WASHINGTON (Reuters) - President Barack Obama's decision to reorient the U.S. military's focus to the Asia-Pacific region will not lead to a major naval buildup there, the top U.S. Navy officer said on Tuesday, adding that the United States already has a robust presence in the area.
Obama last week unveiled a new military strategy shifting attention to Asia over the next decade while downsizing the overall force, moves that will accommodate significant cuts in projected U.S. defense spending.
But the Pentagon has not yet revealed what that plan will mean concretely for the deployment of U.S. military forces and equipment to different regions of the world. More details are due in the coming weeks during the rollout of the annual U.S. federal budget proposal.
China's military did not wait for details before issuing statements accusing the United States of trying to contain China.
Addressing a forum in Washington, Admiral Jonathan Greenert, the chief of naval operations, put forward a chart showing that the U.S. Navy has about 50 ships and submarines deployed today in the western Pacific, compared with about 30 in the Middle East.
Greenert said the Navy would review Obama's strategy and "adjust accordingly."
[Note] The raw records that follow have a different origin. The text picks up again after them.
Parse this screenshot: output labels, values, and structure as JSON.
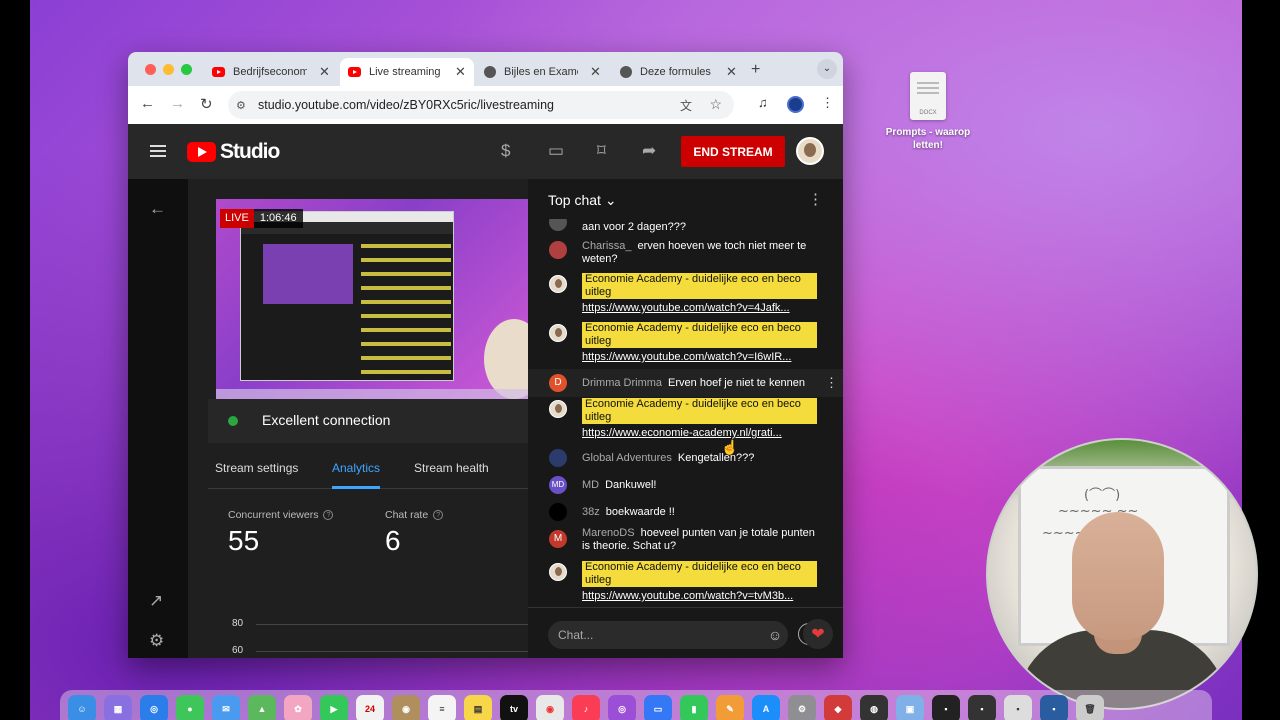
{
  "browser": {
    "tabs": [
      {
        "title": "Bedrijfseconomie",
        "icon": "youtube-icon",
        "active": false
      },
      {
        "title": "Live streaming",
        "icon": "youtube-icon",
        "active": true
      },
      {
        "title": "Bijles en Examen",
        "icon": "site-icon",
        "active": false
      },
      {
        "title": "Deze formules moet",
        "icon": "site-icon",
        "active": false
      }
    ],
    "url": "studio.youtube.com/video/zBY0RXc5ric/livestreaming"
  },
  "desktop": {
    "file_label": "Prompts - waarop letten!",
    "file_type": "DOCX"
  },
  "studio": {
    "logo_text": "Studio",
    "end_stream_label": "END STREAM"
  },
  "stream": {
    "live_label": "LIVE",
    "elapsed": "1:06:46",
    "connection": "Excellent connection",
    "tabs": [
      "Stream settings",
      "Analytics",
      "Stream health"
    ],
    "active_tab": "Analytics",
    "metrics": [
      {
        "label": "Concurrent viewers",
        "value": "55"
      },
      {
        "label": "Chat rate",
        "value": "6"
      }
    ],
    "axis_ticks": [
      "80",
      "60"
    ]
  },
  "chat": {
    "header": "Top chat",
    "input_placeholder": "Chat...",
    "messages": [
      {
        "author": "",
        "text": "aan voor 2 dagen???"
      },
      {
        "author": "Charissa_",
        "text": "erven hoeven we toch niet meer te weten?"
      },
      {
        "author": "",
        "highlight": "Economie Academy - duidelijke eco en beco uitleg",
        "link": "https://www.youtube.com/watch?v=4Jafk..."
      },
      {
        "author": "",
        "highlight": "Economie Academy - duidelijke eco en beco uitleg",
        "link": "https://www.youtube.com/watch?v=I6wIR..."
      },
      {
        "author": "Drimma Drimma",
        "avatar_letter": "D",
        "text": "Erven hoef je niet te kennen"
      },
      {
        "author": "",
        "highlight": "Economie Academy - duidelijke eco en beco uitleg",
        "link": "https://www.economie-academy.nl/grati..."
      },
      {
        "author": "Global Adventures",
        "text": "Kengetallen???"
      },
      {
        "author": "MD",
        "avatar_letter": "MD",
        "text": "Dankuwel!"
      },
      {
        "author": "38z",
        "text": "boekwaarde !!"
      },
      {
        "author": "MarenoDS",
        "avatar_letter": "M",
        "text": "hoeveel punten van je totale punten is theorie. Schat u?"
      },
      {
        "author": "",
        "highlight": "Economie Academy - duidelijke eco en beco uitleg",
        "link": "https://www.youtube.com/watch?v=tvM3b..."
      }
    ]
  },
  "colors": {
    "accent": "#3ea6ff",
    "end_stream": "#cc0000",
    "highlight": "#f4dc3c",
    "connection_ok": "#2ba640"
  }
}
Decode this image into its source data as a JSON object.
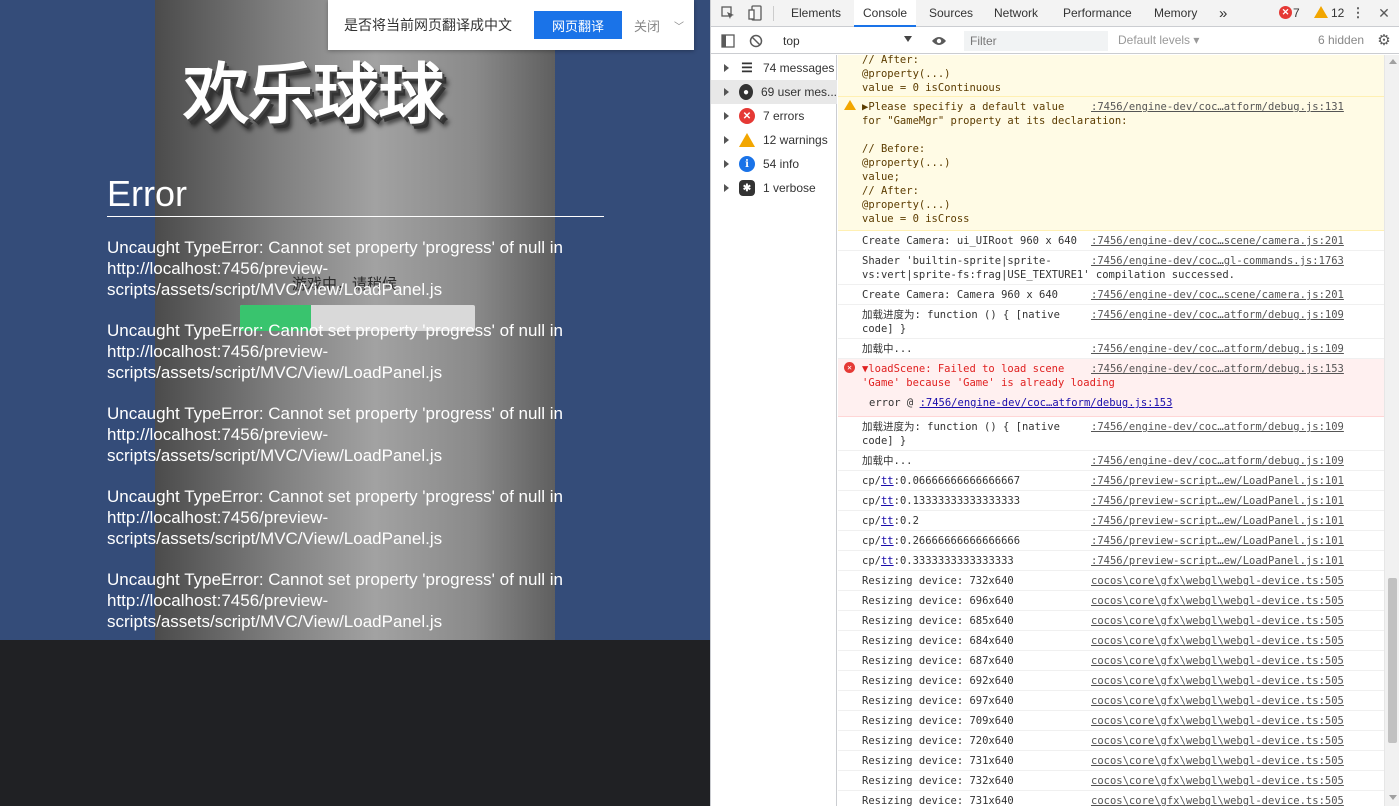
{
  "game": {
    "title": "欢乐球球",
    "loading_label": "游戏中，请稍候",
    "progress": 0.3,
    "error": {
      "heading": "Error",
      "messages": [
        "Uncaught TypeError: Cannot set property 'progress' of null in http://localhost:7456/preview-scripts/assets/script/MVC/View/LoadPanel.js",
        "Uncaught TypeError: Cannot set property 'progress' of null in http://localhost:7456/preview-scripts/assets/script/MVC/View/LoadPanel.js",
        "Uncaught TypeError: Cannot set property 'progress' of null in http://localhost:7456/preview-scripts/assets/script/MVC/View/LoadPanel.js",
        "Uncaught TypeError: Cannot set property 'progress' of null in http://localhost:7456/preview-scripts/assets/script/MVC/View/LoadPanel.js",
        "Uncaught TypeError: Cannot set property 'progress' of null in http://localhost:7456/preview-scripts/assets/script/MVC/View/LoadPanel.js"
      ]
    }
  },
  "translate_bar": {
    "prompt": "是否将当前网页翻译成中文",
    "translate_label": "网页翻译",
    "close_label": "关闭",
    "dropdown_icon": "chevron-down-icon"
  },
  "devtools": {
    "tabs": [
      "Elements",
      "Console",
      "Sources",
      "Network",
      "Performance",
      "Memory"
    ],
    "active_tab": "Console",
    "more_tabs_icon": "»",
    "error_count": "7",
    "warning_count": "12",
    "context": "top",
    "filter_placeholder": "Filter",
    "levels_label": "Default levels ▾",
    "hidden_count": "6 hidden",
    "sidebar": [
      {
        "label": "74 messages",
        "icon": "list-icon"
      },
      {
        "label": "69 user mes...",
        "icon": "user-icon"
      },
      {
        "label": "7 errors",
        "icon": "error-icon"
      },
      {
        "label": "12 warnings",
        "icon": "warning-icon"
      },
      {
        "label": "54 info",
        "icon": "info-icon"
      },
      {
        "label": "1 verbose",
        "icon": "bug-icon"
      }
    ],
    "console_rows": {
      "warn_tail": {
        "msg": "// After:\n@property(...)\nvalue = 0 isContinuous"
      },
      "warn_gamemgr": {
        "msg": "▶Please specifiy a default value\nfor \"GameMgr\" property at its declaration:\n\n// Before:\n@property(...)\nvalue;\n// After:\n@property(...)\nvalue = 0 isCross",
        "src": ":7456/engine-dev/coc…atform/debug.js:131"
      },
      "cam1": {
        "msg": "Create Camera: ui_UIRoot 960 x 640",
        "src": ":7456/engine-dev/coc…scene/camera.js:201"
      },
      "shader": {
        "msg": "Shader 'builtin-sprite|sprite-\nvs:vert|sprite-fs:frag|USE_TEXTURE1' compilation successed.",
        "src": ":7456/engine-dev/coc…gl-commands.js:1763"
      },
      "cam2": {
        "msg": "Create Camera: Camera 960 x 640",
        "src": ":7456/engine-dev/coc…scene/camera.js:201"
      },
      "progress1": {
        "msg": "加载进度为: function () { [native\ncode] }",
        "src": ":7456/engine-dev/coc…atform/debug.js:109"
      },
      "loading1": {
        "msg": "加载中...",
        "src": ":7456/engine-dev/coc…atform/debug.js:109"
      },
      "err_loadscene": {
        "msg": "▼loadScene: Failed to load scene\n'Game' because 'Game' is already loading",
        "src": ":7456/engine-dev/coc…atform/debug.js:153",
        "stack_prefix": "error @ ",
        "stack_link": ":7456/engine-dev/coc…atform/debug.js:153"
      },
      "progress2": {
        "msg": "加载进度为: function () { [native\ncode] }",
        "src": ":7456/engine-dev/coc…atform/debug.js:109"
      },
      "loading2": {
        "msg": "加载中...",
        "src": ":7456/engine-dev/coc…atform/debug.js:109"
      },
      "cp": [
        {
          "prefix": "cp/",
          "link": "tt",
          "value": ":0.06666666666666667",
          "src": ":7456/preview-script…ew/LoadPanel.js:101"
        },
        {
          "prefix": "cp/",
          "link": "tt",
          "value": ":0.13333333333333333",
          "src": ":7456/preview-script…ew/LoadPanel.js:101"
        },
        {
          "prefix": "cp/",
          "link": "tt",
          "value": ":0.2",
          "src": ":7456/preview-script…ew/LoadPanel.js:101"
        },
        {
          "prefix": "cp/",
          "link": "tt",
          "value": ":0.26666666666666666",
          "src": ":7456/preview-script…ew/LoadPanel.js:101"
        },
        {
          "prefix": "cp/",
          "link": "tt",
          "value": ":0.3333333333333333",
          "src": ":7456/preview-script…ew/LoadPanel.js:101"
        }
      ],
      "resize": [
        {
          "msg": "Resizing device: 732x640",
          "src": "cocos\\core\\gfx\\webgl\\webgl-device.ts:505"
        },
        {
          "msg": "Resizing device: 696x640",
          "src": "cocos\\core\\gfx\\webgl\\webgl-device.ts:505"
        },
        {
          "msg": "Resizing device: 685x640",
          "src": "cocos\\core\\gfx\\webgl\\webgl-device.ts:505"
        },
        {
          "msg": "Resizing device: 684x640",
          "src": "cocos\\core\\gfx\\webgl\\webgl-device.ts:505"
        },
        {
          "msg": "Resizing device: 687x640",
          "src": "cocos\\core\\gfx\\webgl\\webgl-device.ts:505"
        },
        {
          "msg": "Resizing device: 692x640",
          "src": "cocos\\core\\gfx\\webgl\\webgl-device.ts:505"
        },
        {
          "msg": "Resizing device: 697x640",
          "src": "cocos\\core\\gfx\\webgl\\webgl-device.ts:505"
        },
        {
          "msg": "Resizing device: 709x640",
          "src": "cocos\\core\\gfx\\webgl\\webgl-device.ts:505"
        },
        {
          "msg": "Resizing device: 720x640",
          "src": "cocos\\core\\gfx\\webgl\\webgl-device.ts:505"
        },
        {
          "msg": "Resizing device: 731x640",
          "src": "cocos\\core\\gfx\\webgl\\webgl-device.ts:505"
        },
        {
          "msg": "Resizing device: 732x640",
          "src": "cocos\\core\\gfx\\webgl\\webgl-device.ts:505"
        },
        {
          "msg": "Resizing device: 731x640",
          "src": "cocos\\core\\gfx\\webgl\\webgl-device.ts:505"
        }
      ]
    }
  }
}
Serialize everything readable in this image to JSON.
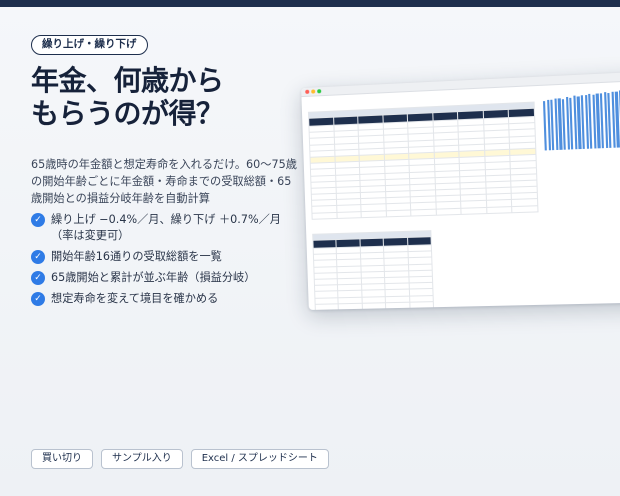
{
  "tag": "繰り上げ・繰り下げ",
  "title_lines": [
    "年金、何歳から",
    "もらうのが得？"
  ],
  "description": "65歳時の年金額と想定寿命を入れるだけ。60〜75歳の開始年齢ごとに年金額・寿命までの受取総額・65歳開始との損益分岐年齢を自動計算",
  "bullets": [
    {
      "icon": "check-icon",
      "text": "繰り上げ −0.4%／月、繰り下げ ＋0.7%／月（率は変更可）"
    },
    {
      "icon": "check-icon",
      "text": "開始年齢16通りの受取総額を一覧"
    },
    {
      "icon": "check-icon",
      "text": "65歳開始と累計が並ぶ年齢（損益分岐）"
    },
    {
      "icon": "check-icon",
      "text": "想定寿命を変えて境目を確かめる"
    }
  ],
  "chips": [
    "買い切り",
    "サンプル入り",
    "Excel / スプレッドシート"
  ],
  "colors": {
    "accent": "#2f7be6",
    "navy": "#1e2f4d"
  },
  "bar_levels": [
    0.86,
    0.88,
    0.87,
    0.89,
    0.9,
    0.88,
    0.91,
    0.9,
    0.92,
    0.91,
    0.93,
    0.92,
    0.94,
    0.93,
    0.95,
    0.94,
    0.96,
    0.95,
    0.97,
    0.96,
    0.98,
    0.97,
    0.99,
    0.98,
    1.0,
    0.99
  ]
}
"But my first assessment is that we're in good shape in the Navy where we stand in the western Pacific," he told a forum hosted by the Center for a New American Security think tank in Washington.
Asked about a possible buildup in naval forces and equipment in Asia, Greenert appeared to play down speculation about a major change in the deployment of forces there and in the Middle East.
"My point is, it's not a big naval buildup in the Far East. We're there, we have been there, we will continue to be there," he said.
"And that I see the same proportion in the (Middle East), I don't see a naval movement" from there, he said.
Greenert spoke at a panel launching a report by the Center for a New American Security on dealing with potential conflict in the South China Sea, where maritime territorial disputes pit China against Vietnam and others.
'A DECLINING POWER'?
The report urges the United States to build a worldwide naval force of up to 346 ships - far more than the fleet of 250 vessels envisioned after budget cuts and the retirement of older ships.
The center's Patrick Cronin said that if the United States did not use this decade to expand its fleet, "whatever we say, we're going to be seen as a declining power" in Asia.
"What I'm worried about is the idea that we may be shrinking rather than growing our Navy," said Cronin.
The shift in focus to Asia comes amid increasing concern at the Pentagon over China's strategic goals as it begins to field a new generation of weapons that U.S. officials fear are designed to try to prevent U.S. naval and air forces from projecting power into the region.
The People's Liberation Army's newspaper said on Tuesday the United States was "laying out forces across the Asia-Pacific region in advance to contain the rise of China."
Part of the U.S. strategy includes shoring up U.S. alliances across the region, and Greenert acknowledged deepening ties with countries including longtime allies such as Japan and Australia and emerging relationships with others, like Vietnam.
He also stressed the need to deepen dialogue with the People's Liberation Army Navy.
China's Ministry of Defense on Monday warned the United States to be "careful in its words and actions" after announcing the new strategy.
Asked about the comments, Greenert responded: "I appreciate the advice."
(Editing by Mohammad Zargham)